Globe-trotting cell phone chatterers will get a kick out of Samsung's SCH-A790 for Verizon Wireless, the first cell phone in the United States to roam on both CDMA and GSM high-speed networks. The A790's sleek lines should also impress the jet-setter, and its built-in camera takes decent photos. Unfortunately, some key features--such as a speakerphone, conference calling, and native e-mail support--are missing, and our fingers had trouble with the overstyled keypad. With service promised in more than 100 countries, pond-hoppers will appreciate the A790's agility with international GSM networks, but domestic callers will be left wanting more. Priced at $350, the Samsung will impact your wallet, but a service plan should warrant a discount. The silver and black Samsung SCH-A790 is a study in cool. Decidedly understated, it has a flat, smooth face with few extremities, and the extendable antenna adds a minimal amount of bulk. Measuring 3.4 by 2.0 by 1.0 inches, it fits easily in a jeans pocket but feels a little heavy at 4.2 ounces. We especially like the shiny ebony face of the phone, which features the 65,000-color, external LCD. No bigger than a postage stamp, it shows the date, time, battery life, signal strength, and caller ID (where available). It's sufficiently bright, yet it's somewhat hard to see when the backlighting is off. We also liked the tiny LED light on the hinge that blinks for incoming calls, the understated Samsung logo, and the unobtrusive camera lens and flash.
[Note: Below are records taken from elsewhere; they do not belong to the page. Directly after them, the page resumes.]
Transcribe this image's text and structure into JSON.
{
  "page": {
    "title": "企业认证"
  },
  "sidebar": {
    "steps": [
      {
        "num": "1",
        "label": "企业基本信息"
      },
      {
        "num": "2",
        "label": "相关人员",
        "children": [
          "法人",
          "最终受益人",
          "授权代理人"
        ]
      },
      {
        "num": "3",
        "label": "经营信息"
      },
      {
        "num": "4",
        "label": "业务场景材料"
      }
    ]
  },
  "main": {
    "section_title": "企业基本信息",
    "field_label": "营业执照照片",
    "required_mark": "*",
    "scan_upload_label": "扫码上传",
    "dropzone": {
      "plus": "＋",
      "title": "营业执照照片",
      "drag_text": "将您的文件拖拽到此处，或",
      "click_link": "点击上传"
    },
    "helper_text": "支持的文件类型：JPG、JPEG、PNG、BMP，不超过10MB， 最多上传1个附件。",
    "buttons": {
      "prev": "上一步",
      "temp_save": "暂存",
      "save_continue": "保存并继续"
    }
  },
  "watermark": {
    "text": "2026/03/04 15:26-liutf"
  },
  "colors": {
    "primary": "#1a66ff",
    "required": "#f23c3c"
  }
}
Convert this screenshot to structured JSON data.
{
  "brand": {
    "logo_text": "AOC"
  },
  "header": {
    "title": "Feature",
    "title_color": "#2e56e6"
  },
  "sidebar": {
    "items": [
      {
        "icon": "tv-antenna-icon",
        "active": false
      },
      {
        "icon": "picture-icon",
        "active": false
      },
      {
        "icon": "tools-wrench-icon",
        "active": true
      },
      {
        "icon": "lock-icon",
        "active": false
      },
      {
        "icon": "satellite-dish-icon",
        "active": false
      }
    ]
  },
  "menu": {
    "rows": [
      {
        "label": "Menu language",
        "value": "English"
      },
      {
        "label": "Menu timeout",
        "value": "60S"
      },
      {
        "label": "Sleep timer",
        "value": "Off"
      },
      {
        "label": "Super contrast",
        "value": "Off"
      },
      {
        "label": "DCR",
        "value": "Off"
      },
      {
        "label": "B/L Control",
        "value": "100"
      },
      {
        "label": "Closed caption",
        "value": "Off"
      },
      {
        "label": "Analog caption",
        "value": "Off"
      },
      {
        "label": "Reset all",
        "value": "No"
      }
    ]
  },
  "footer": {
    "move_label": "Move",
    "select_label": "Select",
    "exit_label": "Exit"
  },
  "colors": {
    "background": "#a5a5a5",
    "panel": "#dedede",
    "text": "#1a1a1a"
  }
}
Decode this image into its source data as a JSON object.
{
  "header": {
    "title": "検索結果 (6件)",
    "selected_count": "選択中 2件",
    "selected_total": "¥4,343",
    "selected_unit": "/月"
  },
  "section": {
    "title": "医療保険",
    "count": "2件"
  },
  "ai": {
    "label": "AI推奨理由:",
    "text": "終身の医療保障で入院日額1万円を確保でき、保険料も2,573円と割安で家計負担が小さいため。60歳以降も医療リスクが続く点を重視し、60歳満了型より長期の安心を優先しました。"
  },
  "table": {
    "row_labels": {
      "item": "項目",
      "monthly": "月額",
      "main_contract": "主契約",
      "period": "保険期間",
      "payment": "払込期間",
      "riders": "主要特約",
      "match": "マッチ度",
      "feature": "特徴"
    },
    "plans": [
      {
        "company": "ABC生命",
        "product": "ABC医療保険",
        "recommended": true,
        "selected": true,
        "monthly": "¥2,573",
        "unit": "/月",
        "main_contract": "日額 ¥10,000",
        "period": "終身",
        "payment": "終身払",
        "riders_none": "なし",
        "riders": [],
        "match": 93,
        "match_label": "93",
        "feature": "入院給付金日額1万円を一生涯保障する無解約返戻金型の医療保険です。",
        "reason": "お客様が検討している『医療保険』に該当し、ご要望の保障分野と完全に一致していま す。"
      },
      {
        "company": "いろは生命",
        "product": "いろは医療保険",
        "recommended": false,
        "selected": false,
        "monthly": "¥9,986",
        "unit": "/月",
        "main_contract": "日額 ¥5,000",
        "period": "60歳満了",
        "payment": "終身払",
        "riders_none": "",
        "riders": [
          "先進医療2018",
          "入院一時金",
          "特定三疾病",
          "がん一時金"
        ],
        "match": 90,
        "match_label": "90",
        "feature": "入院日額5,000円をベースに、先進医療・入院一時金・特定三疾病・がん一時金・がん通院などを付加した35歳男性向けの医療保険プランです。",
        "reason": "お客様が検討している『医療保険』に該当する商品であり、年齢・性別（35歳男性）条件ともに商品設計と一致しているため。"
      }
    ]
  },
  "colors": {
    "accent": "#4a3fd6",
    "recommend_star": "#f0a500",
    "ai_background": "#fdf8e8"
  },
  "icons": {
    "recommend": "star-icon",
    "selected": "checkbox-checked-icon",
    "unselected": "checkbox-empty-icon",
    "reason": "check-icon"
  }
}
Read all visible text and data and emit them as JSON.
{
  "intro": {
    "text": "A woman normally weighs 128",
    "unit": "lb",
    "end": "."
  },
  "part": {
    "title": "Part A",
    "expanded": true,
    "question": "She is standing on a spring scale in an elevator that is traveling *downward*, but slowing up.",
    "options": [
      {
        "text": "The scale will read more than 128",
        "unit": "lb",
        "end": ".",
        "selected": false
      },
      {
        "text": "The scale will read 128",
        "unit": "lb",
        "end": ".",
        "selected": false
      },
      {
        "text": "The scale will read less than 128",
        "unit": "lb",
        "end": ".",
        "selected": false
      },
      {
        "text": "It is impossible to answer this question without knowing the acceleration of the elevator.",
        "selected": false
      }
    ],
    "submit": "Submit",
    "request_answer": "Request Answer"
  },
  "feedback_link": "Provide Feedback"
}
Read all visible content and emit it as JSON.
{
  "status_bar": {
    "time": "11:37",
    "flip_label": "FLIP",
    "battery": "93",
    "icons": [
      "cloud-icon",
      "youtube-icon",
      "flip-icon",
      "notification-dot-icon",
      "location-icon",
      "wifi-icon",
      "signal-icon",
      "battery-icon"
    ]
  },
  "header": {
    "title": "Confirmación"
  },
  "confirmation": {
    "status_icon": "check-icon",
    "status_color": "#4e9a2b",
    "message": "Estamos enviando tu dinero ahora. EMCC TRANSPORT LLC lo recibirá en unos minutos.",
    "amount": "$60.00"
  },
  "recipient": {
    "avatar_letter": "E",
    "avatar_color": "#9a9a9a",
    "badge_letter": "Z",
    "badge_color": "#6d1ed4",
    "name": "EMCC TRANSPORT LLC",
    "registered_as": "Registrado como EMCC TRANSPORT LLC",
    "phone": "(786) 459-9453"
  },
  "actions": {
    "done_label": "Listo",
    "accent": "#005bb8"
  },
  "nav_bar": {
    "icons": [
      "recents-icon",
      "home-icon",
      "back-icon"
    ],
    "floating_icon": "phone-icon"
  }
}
Open the phone, and you'll find the vivid, 260,000-color internal screen. The 2.35-inch (diagonal) display looks gorgeous, and the text size is large, although it was difficult to see in direct sunlight. We were especially impressed with the animated menu, which shows a series of bubbles lined up in a colorful hallway; icons for each phone option are suspended in bubbles, and you click the five-way navigation control to move between the spheres. If you get tired of this elaborate and sometimes sluggish theme, you can always switch to a more traditional grid view. The main navigation keypad gets points for utility, but its design needs some work. A square four-way toggle has an OK button in its center, but both are much too small for bigger paws. Still, you get one-touch access to messaging, the Web browser, Verizon's Get It Now service, and one user-defined shortcut. There are also a dedicated camera button and two soft keys that activate the menu and open the phone book.
With silver horizontal bars in place of individual keys, as well as a black background, the A790's high-concept keypad certainly got our attention. Dialing numbers, though, was a tricky proposition, not only because the keys are small but also because two numbers share each button; when it comes to keys, boring and bigger are almost always better. Somewhat more sensible are the dedicated volume up/down keys on the left side of the phone and the one-touch camera button on the right side. We also liked the sliding cover for the headset jack on the mobile's top.